Storytelling and Ballad Singing；;Suzhou Pingtan
SuzhouPingtan is a general term denoting SuzhouPinghua and Tanci, namely, storytelling and ballad singing in the Suzhou dialect. Flourishing in Suzhou, it also enjoys great popularity in Jiangsu and Zhejiang provinces as well as in Shanghai, the biggest metropolis in East China.
The art has a long history. Pinghua developed from the storytelling art of the Tang (618-907) and Song (960-1279) dynasties, and performers only spoke but not sang during the performance. Pingtan evolved from Bianwen that propagandized Buddhist teachings in the Tang Dynasty. In the late years of the Ming Dynasty (1368-1644) and the early years of the Qing Dynasty (1644-1911), actors and actresses began to perform in Suzhou dialect, hence emerged SuzhouPingtan. In the subsequent more than 200 years, the art form saw much improvement. It is still popular today.
SuzhouPingtanis performed solo, in duet or as a trio, involving singing and storytelling. The small three-stringed plucked instrument and Pipa(lute) are used as accompaniment. The Ban, or wooden clappers, produces various styles of tone and melody. Pingtan has absorbed popular folk tunes. For instance, Shutone, came from other Quyiforms and is the basis of other styles.
After the founding of the People's Republic of China, the government set up the research office of SuzhouPingtan, Suzhou Pingtan School and other institutes to protect and carry forward this traditional Quyiart. After the 1980s,
performers of SuzhouPingtan staged performances and carried out exchanges

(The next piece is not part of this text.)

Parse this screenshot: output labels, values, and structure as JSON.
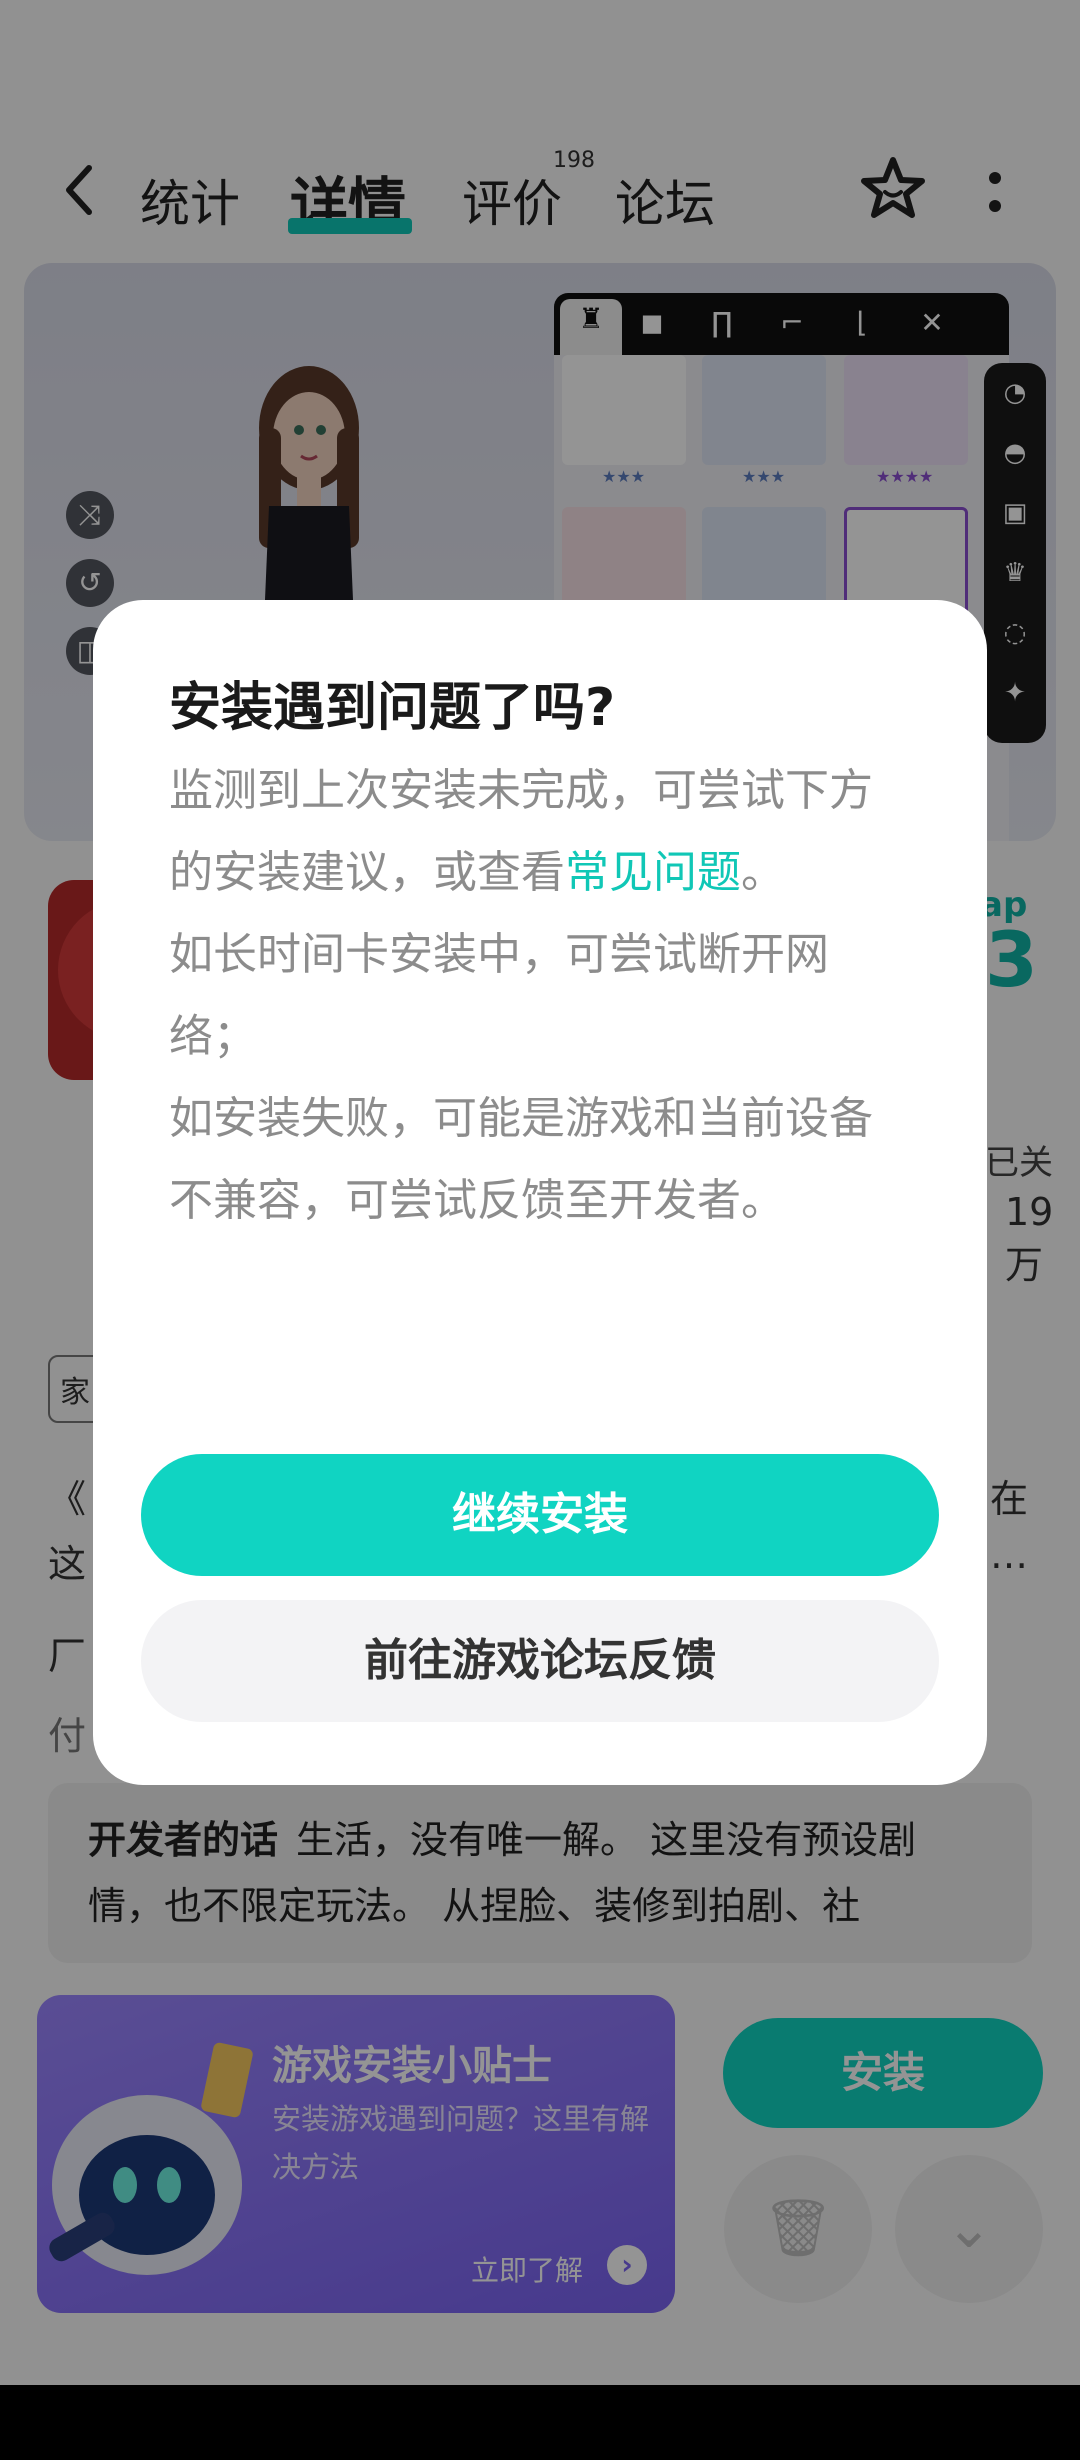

in Japan, Singapore, Italy, the US and Canada, etc, where they introduced it to
overseas communities with great success.